- When I make a request to a manufacturer (typically a machinist), I view my submitted bundle of drawings as my proposed contract with them. Or so I was taught. Every single length, angle, radius, number of zeroes after a decimal point, is a line item that I expect the machinist to bill, fulfill, and measure, with documentation, before delivery. You can see the tradeoff with calling out more things or fewer of them. I want to call out enough specifications so my design works as intended, but not so many that total price is egregious.
- If the manufacturer met all my line items but the assembly didn’t work, it was on me. But if they had accepted the job and came back short on something I had specified, it’s their professional obligation to rework my assembly (or totally remake it!) to the fine print. You would know whether they came short by having your own internal metrology department make sure they met your specifications. In any case, their prior knowledge that you’re checking the parts they deliver is a great thing.
- If I had a highly specific function my design was trying to fulfill and no typical metrology tool would satisfy what I wanted to specify, that’s totally cool too. It’s not out of the question to make an entirely custom testing tool that I give to the machinist to use (to qualify the part for acceptance), as long as I called it out on my drawing for use (they would need to accept the proposed method). For example, for what’s called a go/no-go test, I’d manufacture a set of peculiar elliptical rods to binarily check a peculiar elliptical hole in a workpiece for fit, rather than use a CMM to painfully probe and fit the entire surface profile against CAD. Overall, testing on both sides is ideally transparent, always discussed and not assumed, such that there was as few ambiguities between parties as possible.
Overall, many manufacturers are super nice people and they want you to be happy with your parts.

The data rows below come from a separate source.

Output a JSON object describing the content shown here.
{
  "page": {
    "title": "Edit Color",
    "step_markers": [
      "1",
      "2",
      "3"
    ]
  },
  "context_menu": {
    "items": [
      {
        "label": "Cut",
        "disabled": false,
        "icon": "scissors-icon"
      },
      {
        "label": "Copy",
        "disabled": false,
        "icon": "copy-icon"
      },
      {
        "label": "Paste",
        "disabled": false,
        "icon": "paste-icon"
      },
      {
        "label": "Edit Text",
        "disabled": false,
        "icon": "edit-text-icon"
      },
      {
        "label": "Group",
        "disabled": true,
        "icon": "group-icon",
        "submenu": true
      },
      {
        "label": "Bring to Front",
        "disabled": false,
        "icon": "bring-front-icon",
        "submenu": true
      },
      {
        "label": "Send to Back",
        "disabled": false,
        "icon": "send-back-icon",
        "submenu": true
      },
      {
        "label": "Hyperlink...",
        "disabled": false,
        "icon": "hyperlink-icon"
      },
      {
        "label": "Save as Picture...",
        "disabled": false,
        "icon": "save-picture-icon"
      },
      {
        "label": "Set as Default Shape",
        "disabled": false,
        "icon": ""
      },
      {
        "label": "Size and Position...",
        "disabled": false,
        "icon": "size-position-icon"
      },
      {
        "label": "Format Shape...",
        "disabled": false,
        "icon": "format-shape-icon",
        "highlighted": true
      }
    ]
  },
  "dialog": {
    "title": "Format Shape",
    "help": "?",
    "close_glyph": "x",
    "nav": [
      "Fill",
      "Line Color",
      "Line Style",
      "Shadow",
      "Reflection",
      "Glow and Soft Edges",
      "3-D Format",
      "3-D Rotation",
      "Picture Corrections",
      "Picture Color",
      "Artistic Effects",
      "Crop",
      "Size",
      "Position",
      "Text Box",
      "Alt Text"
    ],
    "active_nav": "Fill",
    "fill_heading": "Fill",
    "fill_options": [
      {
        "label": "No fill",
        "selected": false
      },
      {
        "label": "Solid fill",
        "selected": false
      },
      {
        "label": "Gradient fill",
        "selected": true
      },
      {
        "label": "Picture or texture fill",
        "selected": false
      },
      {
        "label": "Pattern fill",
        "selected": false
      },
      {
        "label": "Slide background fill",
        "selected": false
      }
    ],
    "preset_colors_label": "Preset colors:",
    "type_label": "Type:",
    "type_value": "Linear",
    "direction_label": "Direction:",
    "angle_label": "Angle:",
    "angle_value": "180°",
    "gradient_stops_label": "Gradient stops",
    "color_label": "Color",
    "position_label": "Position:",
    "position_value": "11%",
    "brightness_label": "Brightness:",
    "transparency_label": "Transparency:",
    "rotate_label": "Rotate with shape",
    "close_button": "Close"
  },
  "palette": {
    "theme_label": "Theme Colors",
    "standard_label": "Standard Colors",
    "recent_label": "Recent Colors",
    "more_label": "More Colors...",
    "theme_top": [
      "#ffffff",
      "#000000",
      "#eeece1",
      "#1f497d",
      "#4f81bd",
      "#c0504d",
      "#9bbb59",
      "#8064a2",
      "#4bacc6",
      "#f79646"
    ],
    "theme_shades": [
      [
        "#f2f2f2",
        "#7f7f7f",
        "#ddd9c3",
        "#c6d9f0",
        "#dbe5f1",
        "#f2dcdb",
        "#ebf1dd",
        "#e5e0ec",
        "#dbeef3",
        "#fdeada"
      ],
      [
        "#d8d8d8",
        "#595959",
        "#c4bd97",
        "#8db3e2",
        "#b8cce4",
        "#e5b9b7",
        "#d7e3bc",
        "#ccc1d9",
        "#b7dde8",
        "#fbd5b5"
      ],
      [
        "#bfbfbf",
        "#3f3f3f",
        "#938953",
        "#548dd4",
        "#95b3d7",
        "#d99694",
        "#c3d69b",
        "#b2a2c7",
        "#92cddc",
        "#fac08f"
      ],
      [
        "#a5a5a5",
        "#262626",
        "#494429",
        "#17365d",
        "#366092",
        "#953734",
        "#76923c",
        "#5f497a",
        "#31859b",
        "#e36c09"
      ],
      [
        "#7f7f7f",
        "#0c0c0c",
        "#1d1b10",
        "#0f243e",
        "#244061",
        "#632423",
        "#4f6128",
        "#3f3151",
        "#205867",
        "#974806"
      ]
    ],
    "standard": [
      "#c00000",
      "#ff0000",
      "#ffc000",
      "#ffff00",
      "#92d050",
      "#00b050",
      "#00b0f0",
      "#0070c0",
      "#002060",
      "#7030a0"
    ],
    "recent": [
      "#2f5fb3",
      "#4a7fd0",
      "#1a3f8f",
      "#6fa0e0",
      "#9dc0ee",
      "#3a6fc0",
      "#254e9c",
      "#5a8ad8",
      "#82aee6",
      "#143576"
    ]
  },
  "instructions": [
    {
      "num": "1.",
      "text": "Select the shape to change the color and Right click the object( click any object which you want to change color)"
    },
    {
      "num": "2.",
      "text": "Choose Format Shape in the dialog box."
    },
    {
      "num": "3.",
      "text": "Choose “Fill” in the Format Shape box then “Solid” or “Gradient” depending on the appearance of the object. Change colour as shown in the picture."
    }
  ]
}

Your continued business is worth a lot to them, as well as your recommendation of them to your colleagues. Such has been my experience, at least in a field where physical form and fit matter more than imaging and illumination properties.
More on topic, but for a single element and not an assembly, Kate Medicus recently gave a recorded colloquium talk about how it takes around 32 parameters to specify a single biconvex singlet for manufacturing. The audio quality isn’t great, but Kate’s talk is assisted by very clear slides. I found it super interesting and think other readers might too.